  he barred spiral galaxy NGC 4639 is seen in an undated image taken by the NASA/ESA Hubble Space Telescope, released October 16, 2015. NGC 4639 lies over 70 million light-years away in the constellation of?Virgo and is one of about 1500 galaxies that make up the Virgo Cluster. NGC 4639 also conceals a massive black hole that is consuming the surrounding gas, according to a NASA news release.
A galaxy glimpsed by the Hubble telescope - but we're still in the dark
Image: REUTERS/ESA/Hubble

What’s more, the Standard Model doesn’t explain dark matter – a mysterious substance thought to give galaxies extra mass, accounting for 27% of the universe. Equally shady is the question of dark energy, which accounts for another 68% and is thought to be associated with vacuums.

In fact, the stuff that we know about – and that makes up all stars and galaxies – only accounts for 5% of the universe. Suffice to say there is a whole lot left for scientists to discover beyond the Higgs Boson, with potential practical applications likely to be beyond anything we can imagine today.
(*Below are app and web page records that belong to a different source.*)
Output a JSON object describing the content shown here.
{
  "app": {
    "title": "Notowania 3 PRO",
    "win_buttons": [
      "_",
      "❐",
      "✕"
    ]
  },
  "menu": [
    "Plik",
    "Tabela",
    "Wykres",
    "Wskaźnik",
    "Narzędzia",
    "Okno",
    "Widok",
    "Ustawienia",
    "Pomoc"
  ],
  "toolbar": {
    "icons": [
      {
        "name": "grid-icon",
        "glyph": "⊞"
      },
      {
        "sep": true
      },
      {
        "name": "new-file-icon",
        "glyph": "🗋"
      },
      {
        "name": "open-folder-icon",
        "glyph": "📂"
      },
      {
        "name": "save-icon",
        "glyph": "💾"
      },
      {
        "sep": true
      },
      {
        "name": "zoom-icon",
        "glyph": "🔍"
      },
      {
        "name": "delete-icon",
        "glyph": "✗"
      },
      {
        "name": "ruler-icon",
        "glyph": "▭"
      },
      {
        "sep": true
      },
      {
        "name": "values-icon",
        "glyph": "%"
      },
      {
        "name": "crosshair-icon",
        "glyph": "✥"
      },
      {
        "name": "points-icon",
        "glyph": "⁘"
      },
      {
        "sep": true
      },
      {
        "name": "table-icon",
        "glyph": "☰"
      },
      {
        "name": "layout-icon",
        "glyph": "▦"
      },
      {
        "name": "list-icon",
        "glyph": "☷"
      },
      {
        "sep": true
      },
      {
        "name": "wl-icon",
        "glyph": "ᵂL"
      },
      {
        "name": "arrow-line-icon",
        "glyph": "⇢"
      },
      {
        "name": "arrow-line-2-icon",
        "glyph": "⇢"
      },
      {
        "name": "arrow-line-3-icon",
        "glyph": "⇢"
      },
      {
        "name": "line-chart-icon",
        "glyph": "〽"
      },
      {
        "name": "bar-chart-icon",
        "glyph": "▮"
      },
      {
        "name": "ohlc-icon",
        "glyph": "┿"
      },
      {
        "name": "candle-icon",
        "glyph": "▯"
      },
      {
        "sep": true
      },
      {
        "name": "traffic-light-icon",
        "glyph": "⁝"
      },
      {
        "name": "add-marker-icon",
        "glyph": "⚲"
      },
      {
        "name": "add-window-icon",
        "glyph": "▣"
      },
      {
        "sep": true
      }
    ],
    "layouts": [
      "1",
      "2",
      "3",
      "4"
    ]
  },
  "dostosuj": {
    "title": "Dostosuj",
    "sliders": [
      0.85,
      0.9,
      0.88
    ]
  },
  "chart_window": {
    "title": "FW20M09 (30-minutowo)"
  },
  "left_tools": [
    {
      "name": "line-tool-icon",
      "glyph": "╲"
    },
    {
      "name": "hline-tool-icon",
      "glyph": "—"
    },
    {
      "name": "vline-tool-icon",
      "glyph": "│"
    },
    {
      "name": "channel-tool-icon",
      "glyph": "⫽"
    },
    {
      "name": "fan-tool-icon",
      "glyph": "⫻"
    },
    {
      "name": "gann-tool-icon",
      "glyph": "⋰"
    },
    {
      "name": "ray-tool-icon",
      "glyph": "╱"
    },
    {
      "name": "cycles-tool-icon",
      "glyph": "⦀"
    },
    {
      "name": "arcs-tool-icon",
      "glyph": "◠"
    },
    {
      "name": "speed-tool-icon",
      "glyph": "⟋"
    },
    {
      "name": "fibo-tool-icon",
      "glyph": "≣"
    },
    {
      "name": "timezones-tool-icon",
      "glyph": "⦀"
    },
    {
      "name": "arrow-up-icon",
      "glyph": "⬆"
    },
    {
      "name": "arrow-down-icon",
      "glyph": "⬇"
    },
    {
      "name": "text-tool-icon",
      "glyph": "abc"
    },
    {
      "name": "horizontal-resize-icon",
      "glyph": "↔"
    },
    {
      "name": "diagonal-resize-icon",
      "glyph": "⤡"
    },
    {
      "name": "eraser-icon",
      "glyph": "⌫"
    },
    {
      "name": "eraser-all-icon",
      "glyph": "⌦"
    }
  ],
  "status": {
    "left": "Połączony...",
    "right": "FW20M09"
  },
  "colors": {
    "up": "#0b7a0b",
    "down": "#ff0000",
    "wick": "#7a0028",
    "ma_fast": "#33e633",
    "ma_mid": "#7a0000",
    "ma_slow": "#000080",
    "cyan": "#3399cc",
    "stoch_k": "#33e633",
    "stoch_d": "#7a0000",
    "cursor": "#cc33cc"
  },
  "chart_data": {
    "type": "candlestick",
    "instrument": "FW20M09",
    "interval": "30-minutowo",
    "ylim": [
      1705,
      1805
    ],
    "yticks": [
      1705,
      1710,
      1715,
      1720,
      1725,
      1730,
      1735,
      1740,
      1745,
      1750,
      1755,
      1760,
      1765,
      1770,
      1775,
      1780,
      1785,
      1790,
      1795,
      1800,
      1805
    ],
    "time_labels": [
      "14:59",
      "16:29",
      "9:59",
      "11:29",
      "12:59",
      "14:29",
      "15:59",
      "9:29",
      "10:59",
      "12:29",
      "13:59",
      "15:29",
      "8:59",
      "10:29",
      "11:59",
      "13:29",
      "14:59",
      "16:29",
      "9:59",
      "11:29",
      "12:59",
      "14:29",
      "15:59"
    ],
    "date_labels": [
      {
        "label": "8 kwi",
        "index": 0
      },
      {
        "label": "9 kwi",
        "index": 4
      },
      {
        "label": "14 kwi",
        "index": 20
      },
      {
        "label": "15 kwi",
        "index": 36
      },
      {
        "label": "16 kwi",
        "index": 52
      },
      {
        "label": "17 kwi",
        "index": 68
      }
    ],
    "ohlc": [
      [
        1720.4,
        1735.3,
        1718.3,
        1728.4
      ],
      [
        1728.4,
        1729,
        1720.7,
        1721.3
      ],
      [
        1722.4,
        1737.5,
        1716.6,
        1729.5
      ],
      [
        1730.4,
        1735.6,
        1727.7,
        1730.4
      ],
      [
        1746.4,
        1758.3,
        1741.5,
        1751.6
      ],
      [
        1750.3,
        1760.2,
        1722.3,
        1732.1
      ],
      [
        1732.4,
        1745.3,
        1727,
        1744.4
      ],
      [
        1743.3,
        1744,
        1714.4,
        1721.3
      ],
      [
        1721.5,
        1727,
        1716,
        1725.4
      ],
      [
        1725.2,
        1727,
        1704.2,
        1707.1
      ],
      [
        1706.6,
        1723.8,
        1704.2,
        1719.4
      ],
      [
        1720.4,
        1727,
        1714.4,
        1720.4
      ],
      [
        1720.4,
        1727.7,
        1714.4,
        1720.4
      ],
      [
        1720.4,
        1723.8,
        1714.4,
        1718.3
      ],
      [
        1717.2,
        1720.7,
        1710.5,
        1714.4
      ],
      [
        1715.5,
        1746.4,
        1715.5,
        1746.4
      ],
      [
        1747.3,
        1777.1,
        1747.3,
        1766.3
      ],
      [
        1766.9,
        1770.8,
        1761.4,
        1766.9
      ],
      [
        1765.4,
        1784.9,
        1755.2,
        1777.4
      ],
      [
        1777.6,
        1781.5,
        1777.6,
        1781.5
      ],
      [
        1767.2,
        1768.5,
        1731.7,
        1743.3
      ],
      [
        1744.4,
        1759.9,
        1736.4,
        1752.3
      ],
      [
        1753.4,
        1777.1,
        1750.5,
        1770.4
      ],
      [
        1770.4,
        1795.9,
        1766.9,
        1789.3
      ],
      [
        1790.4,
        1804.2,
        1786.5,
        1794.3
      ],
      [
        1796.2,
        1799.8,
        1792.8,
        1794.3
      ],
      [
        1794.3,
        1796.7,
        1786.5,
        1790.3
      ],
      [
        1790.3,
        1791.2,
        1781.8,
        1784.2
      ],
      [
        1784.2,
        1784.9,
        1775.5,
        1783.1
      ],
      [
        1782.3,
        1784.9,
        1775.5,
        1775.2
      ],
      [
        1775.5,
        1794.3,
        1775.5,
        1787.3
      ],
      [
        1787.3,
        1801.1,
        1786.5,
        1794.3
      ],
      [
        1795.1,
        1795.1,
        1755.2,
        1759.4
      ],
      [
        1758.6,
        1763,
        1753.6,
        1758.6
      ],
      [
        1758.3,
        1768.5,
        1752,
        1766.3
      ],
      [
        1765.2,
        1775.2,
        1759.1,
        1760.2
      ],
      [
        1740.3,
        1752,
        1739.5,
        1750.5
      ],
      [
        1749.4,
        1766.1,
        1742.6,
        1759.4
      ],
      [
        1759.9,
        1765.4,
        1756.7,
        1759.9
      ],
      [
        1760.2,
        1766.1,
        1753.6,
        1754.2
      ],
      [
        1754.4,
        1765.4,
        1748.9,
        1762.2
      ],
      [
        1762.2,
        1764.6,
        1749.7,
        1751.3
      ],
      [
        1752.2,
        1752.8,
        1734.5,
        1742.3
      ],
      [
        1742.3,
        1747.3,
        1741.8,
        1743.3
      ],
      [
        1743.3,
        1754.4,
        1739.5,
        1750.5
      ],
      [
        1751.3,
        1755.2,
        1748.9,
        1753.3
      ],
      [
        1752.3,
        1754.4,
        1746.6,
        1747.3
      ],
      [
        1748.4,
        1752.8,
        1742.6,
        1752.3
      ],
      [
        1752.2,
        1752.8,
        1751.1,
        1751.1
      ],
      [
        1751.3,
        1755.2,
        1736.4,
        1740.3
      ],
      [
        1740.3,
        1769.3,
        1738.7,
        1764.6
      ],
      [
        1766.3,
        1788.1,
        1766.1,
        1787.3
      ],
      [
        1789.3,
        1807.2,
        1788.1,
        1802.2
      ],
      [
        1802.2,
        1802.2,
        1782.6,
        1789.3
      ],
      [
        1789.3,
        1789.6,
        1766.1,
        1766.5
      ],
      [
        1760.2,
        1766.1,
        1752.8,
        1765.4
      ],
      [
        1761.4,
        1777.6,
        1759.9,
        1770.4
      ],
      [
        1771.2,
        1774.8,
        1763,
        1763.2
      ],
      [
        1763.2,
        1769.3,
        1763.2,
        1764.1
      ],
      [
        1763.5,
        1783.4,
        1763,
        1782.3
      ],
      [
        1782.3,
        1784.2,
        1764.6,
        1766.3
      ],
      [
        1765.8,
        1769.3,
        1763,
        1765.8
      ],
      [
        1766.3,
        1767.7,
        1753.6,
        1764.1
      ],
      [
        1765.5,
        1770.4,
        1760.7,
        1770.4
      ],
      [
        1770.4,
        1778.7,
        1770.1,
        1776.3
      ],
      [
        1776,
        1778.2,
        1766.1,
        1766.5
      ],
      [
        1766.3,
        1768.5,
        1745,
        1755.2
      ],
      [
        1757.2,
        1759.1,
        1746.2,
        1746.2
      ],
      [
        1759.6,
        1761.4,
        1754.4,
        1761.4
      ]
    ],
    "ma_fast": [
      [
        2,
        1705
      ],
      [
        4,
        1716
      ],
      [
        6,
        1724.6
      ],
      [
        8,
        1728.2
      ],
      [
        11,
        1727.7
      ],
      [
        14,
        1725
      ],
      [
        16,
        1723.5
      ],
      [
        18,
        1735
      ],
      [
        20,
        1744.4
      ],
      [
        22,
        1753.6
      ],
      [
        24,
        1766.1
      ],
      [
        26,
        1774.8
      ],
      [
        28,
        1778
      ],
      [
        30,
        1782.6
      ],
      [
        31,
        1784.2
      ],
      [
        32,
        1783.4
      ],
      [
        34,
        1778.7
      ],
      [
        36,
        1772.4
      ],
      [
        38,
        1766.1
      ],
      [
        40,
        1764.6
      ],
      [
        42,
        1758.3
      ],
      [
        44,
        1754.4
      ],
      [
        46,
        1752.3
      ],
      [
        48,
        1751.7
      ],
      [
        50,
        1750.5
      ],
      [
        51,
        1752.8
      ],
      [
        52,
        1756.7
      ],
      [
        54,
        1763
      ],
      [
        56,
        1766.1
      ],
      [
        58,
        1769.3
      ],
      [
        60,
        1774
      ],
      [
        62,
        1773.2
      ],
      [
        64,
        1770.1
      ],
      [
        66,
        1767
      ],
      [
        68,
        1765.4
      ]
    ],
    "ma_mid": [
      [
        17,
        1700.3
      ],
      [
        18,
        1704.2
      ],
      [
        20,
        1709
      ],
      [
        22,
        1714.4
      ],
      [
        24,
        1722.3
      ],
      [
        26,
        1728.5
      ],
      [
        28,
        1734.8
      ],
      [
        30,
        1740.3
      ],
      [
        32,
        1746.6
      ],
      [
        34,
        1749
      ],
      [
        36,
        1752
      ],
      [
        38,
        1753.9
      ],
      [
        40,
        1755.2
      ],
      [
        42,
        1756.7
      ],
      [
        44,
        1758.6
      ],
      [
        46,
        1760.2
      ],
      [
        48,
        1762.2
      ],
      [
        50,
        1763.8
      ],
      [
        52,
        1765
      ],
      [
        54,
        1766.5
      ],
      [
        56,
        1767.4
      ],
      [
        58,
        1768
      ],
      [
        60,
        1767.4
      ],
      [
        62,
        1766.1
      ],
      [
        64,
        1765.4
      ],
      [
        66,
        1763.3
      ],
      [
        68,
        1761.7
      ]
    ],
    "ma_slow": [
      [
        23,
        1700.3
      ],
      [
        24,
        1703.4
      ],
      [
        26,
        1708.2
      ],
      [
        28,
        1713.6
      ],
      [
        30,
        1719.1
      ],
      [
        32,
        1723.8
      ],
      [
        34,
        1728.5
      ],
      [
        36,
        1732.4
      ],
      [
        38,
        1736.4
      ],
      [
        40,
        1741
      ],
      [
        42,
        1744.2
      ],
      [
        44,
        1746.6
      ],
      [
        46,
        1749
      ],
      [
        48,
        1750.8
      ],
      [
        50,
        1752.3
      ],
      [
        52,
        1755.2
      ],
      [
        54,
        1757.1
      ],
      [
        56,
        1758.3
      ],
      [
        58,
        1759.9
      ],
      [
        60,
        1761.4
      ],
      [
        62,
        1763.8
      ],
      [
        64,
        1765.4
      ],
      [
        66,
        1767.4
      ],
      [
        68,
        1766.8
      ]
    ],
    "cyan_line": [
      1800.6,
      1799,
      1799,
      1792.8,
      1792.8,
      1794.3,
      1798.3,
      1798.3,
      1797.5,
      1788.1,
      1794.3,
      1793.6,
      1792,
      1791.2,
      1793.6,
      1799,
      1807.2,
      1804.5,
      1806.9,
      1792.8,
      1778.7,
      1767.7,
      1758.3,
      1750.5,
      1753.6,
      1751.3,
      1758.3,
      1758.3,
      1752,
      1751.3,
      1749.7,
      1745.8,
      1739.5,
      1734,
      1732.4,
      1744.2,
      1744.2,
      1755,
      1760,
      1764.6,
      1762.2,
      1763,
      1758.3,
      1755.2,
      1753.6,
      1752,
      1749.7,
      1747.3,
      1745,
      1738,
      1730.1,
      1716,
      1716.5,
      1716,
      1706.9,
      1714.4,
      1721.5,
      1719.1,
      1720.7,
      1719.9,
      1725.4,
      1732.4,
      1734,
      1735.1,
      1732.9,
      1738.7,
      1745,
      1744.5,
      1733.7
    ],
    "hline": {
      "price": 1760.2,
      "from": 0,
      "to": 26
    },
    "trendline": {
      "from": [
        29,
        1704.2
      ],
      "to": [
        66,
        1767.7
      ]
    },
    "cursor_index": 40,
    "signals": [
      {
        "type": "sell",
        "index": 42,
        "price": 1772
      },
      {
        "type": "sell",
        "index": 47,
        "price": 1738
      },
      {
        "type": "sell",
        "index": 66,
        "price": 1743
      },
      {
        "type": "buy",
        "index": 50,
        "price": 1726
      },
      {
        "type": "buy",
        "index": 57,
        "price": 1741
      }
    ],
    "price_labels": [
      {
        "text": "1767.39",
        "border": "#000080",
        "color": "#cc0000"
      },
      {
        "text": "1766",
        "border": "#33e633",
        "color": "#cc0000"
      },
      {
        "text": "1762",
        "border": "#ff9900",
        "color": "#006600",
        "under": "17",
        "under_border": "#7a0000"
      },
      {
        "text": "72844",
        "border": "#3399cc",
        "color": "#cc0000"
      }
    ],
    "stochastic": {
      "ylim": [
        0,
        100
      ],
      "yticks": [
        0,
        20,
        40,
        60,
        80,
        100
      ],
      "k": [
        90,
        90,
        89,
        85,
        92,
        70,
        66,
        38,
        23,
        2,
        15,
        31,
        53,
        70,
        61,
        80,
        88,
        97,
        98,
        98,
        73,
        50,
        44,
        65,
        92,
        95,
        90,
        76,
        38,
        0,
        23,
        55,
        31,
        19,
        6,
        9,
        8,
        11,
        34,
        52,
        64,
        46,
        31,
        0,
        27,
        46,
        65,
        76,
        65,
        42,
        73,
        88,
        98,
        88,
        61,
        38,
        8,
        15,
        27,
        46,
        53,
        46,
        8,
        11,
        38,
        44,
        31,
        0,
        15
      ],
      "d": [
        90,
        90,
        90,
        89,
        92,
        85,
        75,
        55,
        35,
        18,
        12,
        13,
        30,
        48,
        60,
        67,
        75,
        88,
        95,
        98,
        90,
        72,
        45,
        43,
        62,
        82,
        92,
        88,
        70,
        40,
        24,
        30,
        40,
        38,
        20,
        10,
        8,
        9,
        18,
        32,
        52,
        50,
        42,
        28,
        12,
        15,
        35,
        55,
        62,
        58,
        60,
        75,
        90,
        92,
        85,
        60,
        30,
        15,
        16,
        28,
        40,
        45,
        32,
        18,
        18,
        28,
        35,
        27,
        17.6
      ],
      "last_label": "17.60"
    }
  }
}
4. The World Wide Web was born at CERN

Nobody knows where fundamental research will lead. Famously, Tim Berners-Lee invented the World Wide Web in 1989 at CERN, as a tool to allow scientists around the world to share data.

The complex instruments developed for particle physics, at CERN and other similar facilities, have spawned numerous other uses, including PET scans, the most common tool used to diagnose cancers.

CERN shares its knowledge openly. Gianotti used the analogy of the history of light to explain the role of fundamental, open-ended scientific research: if we had focused only on the business case for bigger and brighter candles, we would never have made the transformative leap to electrical lighting.

5. CERN costs the equivalent of a cappuccino a year per European

Science on this scale doesn’t come cheap: CERN’s annual budget for 2016 is 1.1 billion euros. However, as an Italian, Gianotti is keen to contextualise this in terms of frothy coffee. More importantly, she explains that the rationale goes beyond economics, citing an exchange from the 70s between Bob Wilson, the founder of the Fermi National Accelerator Laboratory – a similar organisation to CERN – and US Congress. When asked, “What will your lab contribute to the defence of the US?”, he replied: “Nothing, but it will make it worth defending.”

Small beer? CERN costs a cappuccino a year per European
Image: REUTERS/Daniel LeClair

6. As well as inspiring geeks, big science has intrigued big business

At CERN, over 12,500 scientists from over 110 nationalities collaborate, working in a culture where authority comes from intellectual contributions rather than hierarchy, and colleagues generally share a sense of purpose. Moreover, collaboration is needed on a gargantuan scale to build something like the CMS detector, which weighs more than the Eiffel Tower, is hooked up with 3,000 kilometres of cabling and includes components built by hundreds of firms on five continents. A Schumpeter management column in the Economist explained that this had attracted the interest of the corporate world, with mixed results:

In a Big Science project, teams with rival proposals spar publicly, forcing all the boffins to articulate their assumptions, justify their choices and learn enough about their rivals’ ideas to criticise them at length…. Hiring eggheads rather than dunderheads is generally wise, though it can backfire: just ask the banks that employed “quants” by the dozen to create financial instruments that no one understood.

—Schumpeter, The Economist

7. But even the world’s biggest science experiment can be stopped by weasels

Yes, weasels. In April 2016, the Large Hadron Colider lost power after a nefarious rodent chewed through electrical wiring. This followed an unfortunate incident in 2009, when a bird dropped a bit of baguette onto electrical equipment and caused a power outage. The mightiest human accomplishments can face the most mundane challenges.

This weasel is in no way implicated in the power outage at CERN
Image: Snowmanradio/Flickr